— WHAT IS REQUIRED —
Leave every picture out, and retype all the remaining records exactly.

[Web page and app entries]

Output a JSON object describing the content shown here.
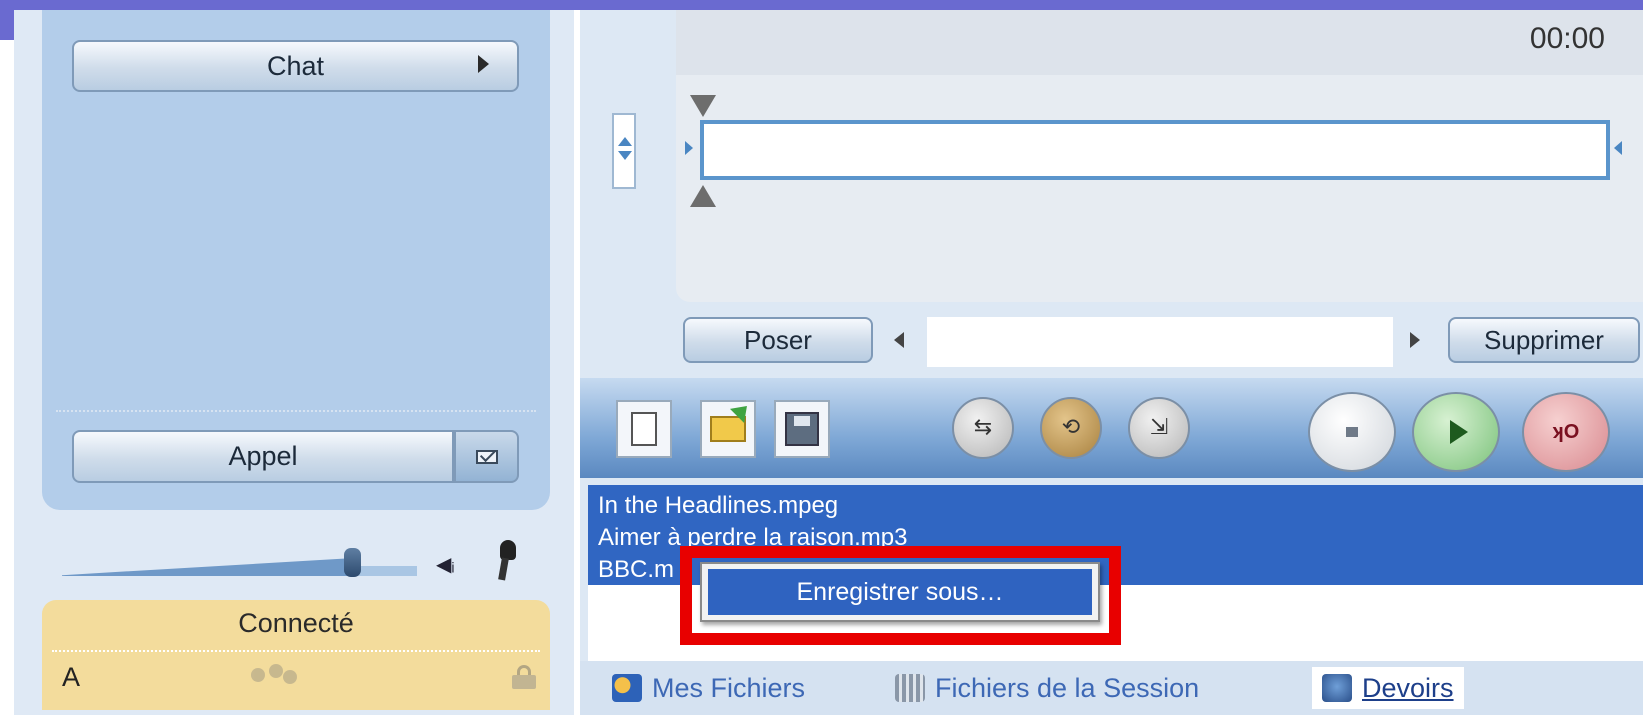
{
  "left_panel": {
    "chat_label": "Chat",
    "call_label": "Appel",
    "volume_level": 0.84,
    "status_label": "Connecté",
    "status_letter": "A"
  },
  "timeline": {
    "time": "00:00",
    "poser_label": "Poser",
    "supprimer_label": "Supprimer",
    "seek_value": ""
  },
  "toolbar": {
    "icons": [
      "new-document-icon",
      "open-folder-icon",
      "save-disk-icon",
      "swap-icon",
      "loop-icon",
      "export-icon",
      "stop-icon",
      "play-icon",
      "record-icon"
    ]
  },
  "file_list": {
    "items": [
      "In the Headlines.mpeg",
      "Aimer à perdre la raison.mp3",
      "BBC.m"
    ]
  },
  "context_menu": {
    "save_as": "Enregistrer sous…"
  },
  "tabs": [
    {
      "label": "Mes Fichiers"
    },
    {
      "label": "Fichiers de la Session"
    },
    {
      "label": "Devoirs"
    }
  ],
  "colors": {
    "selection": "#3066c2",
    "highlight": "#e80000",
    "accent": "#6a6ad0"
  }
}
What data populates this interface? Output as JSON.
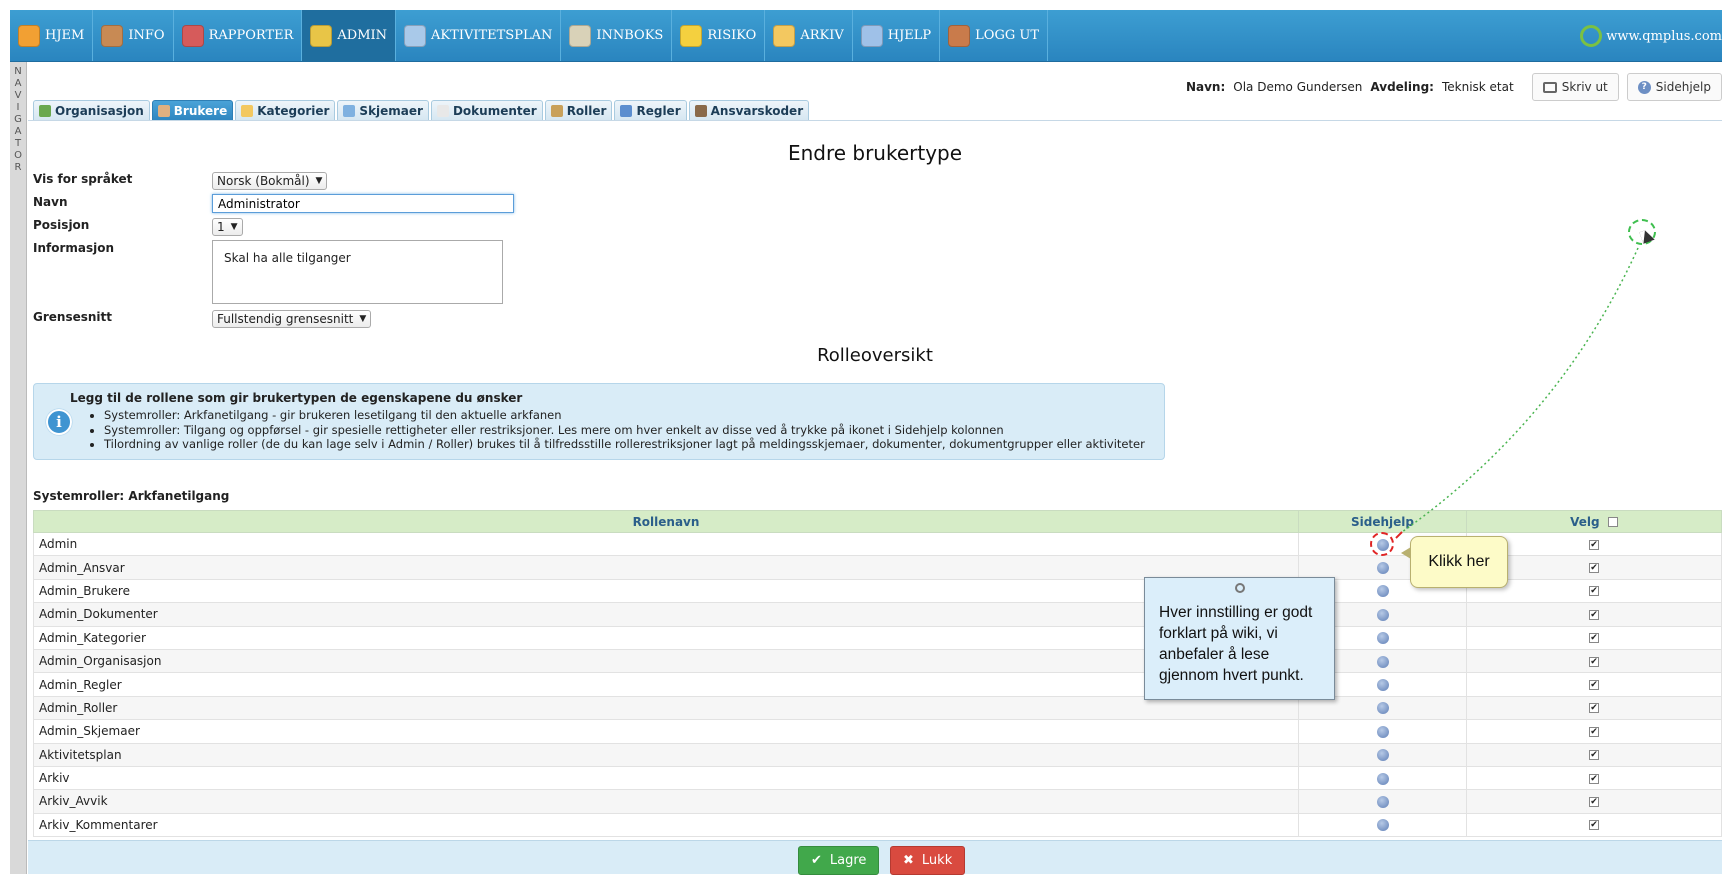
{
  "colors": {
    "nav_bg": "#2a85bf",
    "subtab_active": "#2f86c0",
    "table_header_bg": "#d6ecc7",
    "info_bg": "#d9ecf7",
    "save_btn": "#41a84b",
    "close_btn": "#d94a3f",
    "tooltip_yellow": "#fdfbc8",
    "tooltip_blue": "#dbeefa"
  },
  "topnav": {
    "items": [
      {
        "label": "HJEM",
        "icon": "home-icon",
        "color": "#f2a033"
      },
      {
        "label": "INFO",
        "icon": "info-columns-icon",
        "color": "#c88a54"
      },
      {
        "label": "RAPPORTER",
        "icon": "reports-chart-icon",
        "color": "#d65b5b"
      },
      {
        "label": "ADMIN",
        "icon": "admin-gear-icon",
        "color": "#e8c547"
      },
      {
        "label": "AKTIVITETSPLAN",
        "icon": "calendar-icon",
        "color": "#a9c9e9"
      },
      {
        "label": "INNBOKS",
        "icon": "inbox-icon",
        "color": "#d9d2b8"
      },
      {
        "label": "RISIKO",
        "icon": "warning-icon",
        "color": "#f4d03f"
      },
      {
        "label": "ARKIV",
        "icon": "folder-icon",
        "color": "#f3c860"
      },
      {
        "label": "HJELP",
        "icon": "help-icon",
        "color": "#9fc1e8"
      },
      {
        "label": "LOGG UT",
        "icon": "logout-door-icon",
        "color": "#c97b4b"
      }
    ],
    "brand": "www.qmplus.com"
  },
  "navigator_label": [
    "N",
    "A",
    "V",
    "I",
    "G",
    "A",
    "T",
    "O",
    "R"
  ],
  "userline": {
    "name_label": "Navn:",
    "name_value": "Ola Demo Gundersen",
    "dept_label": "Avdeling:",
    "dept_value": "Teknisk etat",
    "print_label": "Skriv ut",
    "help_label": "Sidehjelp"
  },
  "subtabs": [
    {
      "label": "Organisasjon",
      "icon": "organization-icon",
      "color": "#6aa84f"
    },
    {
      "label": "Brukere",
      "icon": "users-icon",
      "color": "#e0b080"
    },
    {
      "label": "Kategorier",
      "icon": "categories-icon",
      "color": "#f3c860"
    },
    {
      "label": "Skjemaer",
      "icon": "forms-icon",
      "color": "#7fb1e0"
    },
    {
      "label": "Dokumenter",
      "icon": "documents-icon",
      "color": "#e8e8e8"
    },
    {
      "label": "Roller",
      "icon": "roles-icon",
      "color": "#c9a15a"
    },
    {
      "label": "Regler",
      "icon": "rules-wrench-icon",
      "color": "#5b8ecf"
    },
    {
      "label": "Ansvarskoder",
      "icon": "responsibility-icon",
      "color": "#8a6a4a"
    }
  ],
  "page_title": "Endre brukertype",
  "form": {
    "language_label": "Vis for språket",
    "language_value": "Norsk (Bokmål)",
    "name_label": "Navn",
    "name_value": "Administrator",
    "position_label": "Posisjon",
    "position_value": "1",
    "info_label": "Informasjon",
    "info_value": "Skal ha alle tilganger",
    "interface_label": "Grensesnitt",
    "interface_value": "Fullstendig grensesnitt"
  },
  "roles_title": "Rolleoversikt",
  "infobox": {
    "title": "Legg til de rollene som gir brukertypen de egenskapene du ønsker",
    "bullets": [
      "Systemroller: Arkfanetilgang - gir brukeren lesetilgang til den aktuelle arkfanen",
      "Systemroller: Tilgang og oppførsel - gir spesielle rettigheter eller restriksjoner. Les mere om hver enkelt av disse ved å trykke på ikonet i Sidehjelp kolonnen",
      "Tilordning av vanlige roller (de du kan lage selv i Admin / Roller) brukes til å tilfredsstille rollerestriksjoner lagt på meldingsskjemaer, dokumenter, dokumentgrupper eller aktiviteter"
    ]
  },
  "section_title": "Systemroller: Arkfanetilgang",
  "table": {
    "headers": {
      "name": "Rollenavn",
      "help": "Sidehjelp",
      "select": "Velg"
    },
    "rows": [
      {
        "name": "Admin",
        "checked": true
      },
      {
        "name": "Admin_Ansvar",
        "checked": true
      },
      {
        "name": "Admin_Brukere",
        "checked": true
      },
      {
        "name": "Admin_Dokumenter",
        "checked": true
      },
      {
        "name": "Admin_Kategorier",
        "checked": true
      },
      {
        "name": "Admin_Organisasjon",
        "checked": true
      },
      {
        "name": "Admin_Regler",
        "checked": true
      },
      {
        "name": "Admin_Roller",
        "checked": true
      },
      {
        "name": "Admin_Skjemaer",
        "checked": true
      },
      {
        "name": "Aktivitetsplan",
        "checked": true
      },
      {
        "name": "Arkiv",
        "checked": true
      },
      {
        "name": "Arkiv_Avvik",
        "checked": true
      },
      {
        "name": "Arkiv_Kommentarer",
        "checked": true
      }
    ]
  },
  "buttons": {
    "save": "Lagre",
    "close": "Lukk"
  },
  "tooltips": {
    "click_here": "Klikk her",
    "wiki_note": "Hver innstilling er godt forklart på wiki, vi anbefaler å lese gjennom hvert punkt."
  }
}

— OUTPUT OF THE TASK —
Output a JSON object describing the content shown here.
{
  "left_panel": {
    "chat_label": "Chat",
    "call_label": "Appel",
    "volume_level": 0.84,
    "status_label": "Connecté",
    "status_letter": "A"
  },
  "timeline": {
    "time": "00:00",
    "poser_label": "Poser",
    "supprimer_label": "Supprimer",
    "seek_value": ""
  },
  "toolbar": {
    "icons": [
      "new-document-icon",
      "open-folder-icon",
      "save-disk-icon",
      "swap-icon",
      "loop-icon",
      "export-icon",
      "stop-icon",
      "play-icon",
      "record-icon"
    ]
  },
  "file_list": {
    "items": [
      "In the Headlines.mpeg",
      "Aimer à perdre la raison.mp3",
      "BBC.m"
    ]
  },
  "context_menu": {
    "save_as": "Enregistrer sous…"
  },
  "tabs": [
    {
      "label": "Mes Fichiers"
    },
    {
      "label": "Fichiers de la Session"
    },
    {
      "label": "Devoirs"
    }
  ],
  "colors": {
    "selection": "#3066c2",
    "highlight": "#e80000",
    "accent": "#6a6ad0"
  }
}
What data populates this interface? Output as JSON.
{
  "colors": {
    "nav_bg": "#2a85bf",
    "subtab_active": "#2f86c0",
    "table_header_bg": "#d6ecc7",
    "info_bg": "#d9ecf7",
    "save_btn": "#41a84b",
    "close_btn": "#d94a3f",
    "tooltip_yellow": "#fdfbc8",
    "tooltip_blue": "#dbeefa"
  },
  "topnav": {
    "items": [
      {
        "label": "HJEM",
        "icon": "home-icon",
        "color": "#f2a033"
      },
      {
        "label": "INFO",
        "icon": "info-columns-icon",
        "color": "#c88a54"
      },
      {
        "label": "RAPPORTER",
        "icon": "reports-chart-icon",
        "color": "#d65b5b"
      },
      {
        "label": "ADMIN",
        "icon": "admin-gear-icon",
        "color": "#e8c547"
      },
      {
        "label": "AKTIVITETSPLAN",
        "icon": "calendar-icon",
        "color": "#a9c9e9"
      },
      {
        "label": "INNBOKS",
        "icon": "inbox-icon",
        "color": "#d9d2b8"
      },
      {
        "label": "RISIKO",
        "icon": "warning-icon",
        "color": "#f4d03f"
      },
      {
        "label": "ARKIV",
        "icon": "folder-icon",
        "color": "#f3c860"
      },
      {
        "label": "HJELP",
        "icon": "help-icon",
        "color": "#9fc1e8"
      },
      {
        "label": "LOGG UT",
        "icon": "logout-door-icon",
        "color": "#c97b4b"
      }
    ],
    "brand": "www.qmplus.com"
  },
  "navigator_label": [
    "N",
    "A",
    "V",
    "I",
    "G",
    "A",
    "T",
    "O",
    "R"
  ],
  "userline": {
    "name_label": "Navn:",
    "name_value": "Ola Demo Gundersen",
    "dept_label": "Avdeling:",
    "dept_value": "Teknisk etat",
    "print_label": "Skriv ut",
    "help_label": "Sidehjelp"
  },
  "subtabs": [
    {
      "label": "Organisasjon",
      "icon": "organization-icon",
      "color": "#6aa84f"
    },
    {
      "label": "Brukere",
      "icon": "users-icon",
      "color": "#e0b080"
    },
    {
      "label": "Kategorier",
      "icon": "categories-icon",
      "color": "#f3c860"
    },
    {
      "label": "Skjemaer",
      "icon": "forms-icon",
      "color": "#7fb1e0"
    },
    {
      "label": "Dokumenter",
      "icon": "documents-icon",
      "color": "#e8e8e8"
    },
    {
      "label": "Roller",
      "icon": "roles-icon",
      "color": "#c9a15a"
    },
    {
      "label": "Regler",
      "icon": "rules-wrench-icon",
      "color": "#5b8ecf"
    },
    {
      "label": "Ansvarskoder",
      "icon": "responsibility-icon",
      "color": "#8a6a4a"
    }
  ],
  "page_title": "Endre brukertype",
  "form": {
    "language_label": "Vis for språket",
    "language_value": "Norsk (Bokmål)",
    "name_label": "Navn",
    "name_value": "Administrator",
    "position_label": "Posisjon",
    "position_value": "1",
    "info_label": "Informasjon",
    "info_value": "Skal ha alle tilganger",
    "interface_label": "Grensesnitt",
    "interface_value": "Fullstendig grensesnitt"
  },
  "roles_title": "Rolleoversikt",
  "infobox": {
    "title": "Legg til de rollene som gir brukertypen de egenskapene du ønsker",
    "bullets": [
      "Systemroller: Arkfanetilgang - gir brukeren lesetilgang til den aktuelle arkfanen",
      "Systemroller: Tilgang og oppførsel - gir spesielle rettigheter eller restriksjoner. Les mere om hver enkelt av disse ved å trykke på ikonet i Sidehjelp kolonnen",
      "Tilordning av vanlige roller (de du kan lage selv i Admin / Roller) brukes til å tilfredsstille rollerestriksjoner lagt på meldingsskjemaer, dokumenter, dokumentgrupper eller aktiviteter"
    ]
  },
  "section_title": "Systemroller: Arkfanetilgang",
  "table": {
    "headers": {
      "name": "Rollenavn",
      "help": "Sidehjelp",
      "select": "Velg"
    },
    "rows": [
      {
        "name": "Admin",
        "checked": true
      },
      {
        "name": "Admin_Ansvar",
        "checked": true
      },
      {
        "name": "Admin_Brukere",
        "checked": true
      },
      {
        "name": "Admin_Dokumenter",
        "checked": true
      },
      {
        "name": "Admin_Kategorier",
        "checked": true
      },
      {
        "name": "Admin_Organisasjon",
        "checked": true
      },
      {
        "name": "Admin_Regler",
        "checked": true
      },
      {
        "name": "Admin_Roller",
        "checked": true
      },
      {
        "name": "Admin_Skjemaer",
        "checked": true
      },
      {
        "name": "Aktivitetsplan",
        "checked": true
      },
      {
        "name": "Arkiv",
        "checked": true
      },
      {
        "name": "Arkiv_Avvik",
        "checked": true
      },
      {
        "name": "Arkiv_Kommentarer",
        "checked": true
      }
    ]
  },
  "buttons": {
    "save": "Lagre",
    "close": "Lukk"
  },
  "tooltips": {
    "click_here": "Klikk her",
    "wiki_note": "Hver innstilling er godt forklart på wiki, vi anbefaler å lese gjennom hvert punkt."
  }
}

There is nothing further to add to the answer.